I want to join Chairman Clayton in thanking the staff for their work on this proposal, in particular Richard Holley and Jennifer Juergens who led this project.

Today’s proposal is based on the principle that policy is best done from the facts and evidence.  This is especially true when it comes to complex market structure issues such as transaction fees and rebates. 

For some time, exchanges have compensated brokers with rebates.  These rebates are based upon the type and volume of the broker’s customers’ orders that are directed to the exchange.  For at least the last ten years, market participants have vigorously debated rebates and whether they have resulted in perverse incentives that may harm the quality and efficiency of trading.  Many have also argued that the variety of rebates offered by exchanges has contributed to order type complexity.  And this, in turn, has led to greater market complexity and increased fragmentation.

Modern markets provide a data-rich environment in which we can get answers to these questions.  The proposed pilot should help all of us to better understand the effect of transaction fees and rebates on liquidity provision, liquidity taking, and order routing.  The central question that we hope will be answered is how do changes in rebates affect the quality and efficacy of an investor’s order?  The data from this study should inform our ultimate goal of improving market quality and the investor experience.   

I am pleased that the proposal contains a stratification of rebates along with a “no rebate” bucket.  I am also pleased that the proposal minimizes the length of the pilot depending on the quality and sufficiency of the data.  I believe these aspects of the proposal will make the pilot program more effective and efficient.

Lastly, I believe that the proposal’s approach to public disclosure of information is the right one.  Ensuring that market participants, and not just the Commission, have access to the data from this proposal is an important step toward transparency of the process.  Transparency is absolutely vital to efficient and effective securities markets.  Said differently, our markets work as well as they do because of transparency.

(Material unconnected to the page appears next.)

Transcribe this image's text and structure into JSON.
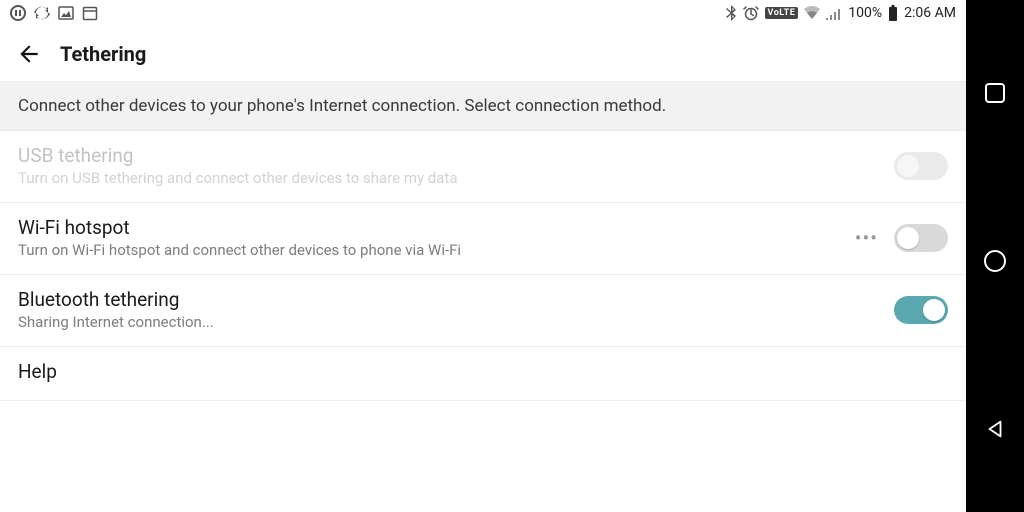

I look forward to the comments on the Commission’s proposal.  In particular, are there improvements that will help inform the broader debate on how to improve market quality for companies and investors? 

Thank you.